**ACTIVITY:** Make an exact copy of the records, leaving out the images.

[[ INPUT DATA open ]]

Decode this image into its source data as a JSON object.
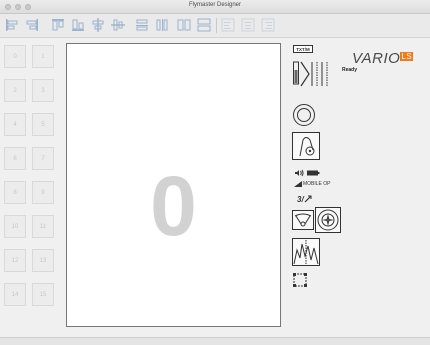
{
  "window": {
    "title": "Flymaster Designer"
  },
  "pages": [
    "0",
    "1",
    "2",
    "3",
    "4",
    "5",
    "6",
    "7",
    "8",
    "9",
    "10",
    "11",
    "12",
    "13",
    "14",
    "15"
  ],
  "canvas": {
    "page_number": "0"
  },
  "device": {
    "brand_main": "VARIO",
    "brand_suffix": "LS",
    "status": "Ready"
  },
  "palette": {
    "label_chip": "TXT/M",
    "mobile_label": "MOBILE OP",
    "wind_label": "3/"
  },
  "colors": {
    "brand_accent": "#f07a1e",
    "toolbar_icon": "#9bb3cc",
    "canvas_bg": "#ffffff"
  }
}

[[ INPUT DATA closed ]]

**RESPONSE AREA:**
Decode this image into its source data as a JSON object.
{
  "window": {
    "title": "Flymaster Designer"
  },
  "pages": [
    "0",
    "1",
    "2",
    "3",
    "4",
    "5",
    "6",
    "7",
    "8",
    "9",
    "10",
    "11",
    "12",
    "13",
    "14",
    "15"
  ],
  "canvas": {
    "page_number": "0"
  },
  "device": {
    "brand_main": "VARIO",
    "brand_suffix": "LS",
    "status": "Ready"
  },
  "palette": {
    "label_chip": "TXT/M",
    "mobile_label": "MOBILE OP",
    "wind_label": "3/"
  },
  "colors": {
    "brand_accent": "#f07a1e",
    "toolbar_icon": "#9bb3cc",
    "canvas_bg": "#ffffff"
  }
}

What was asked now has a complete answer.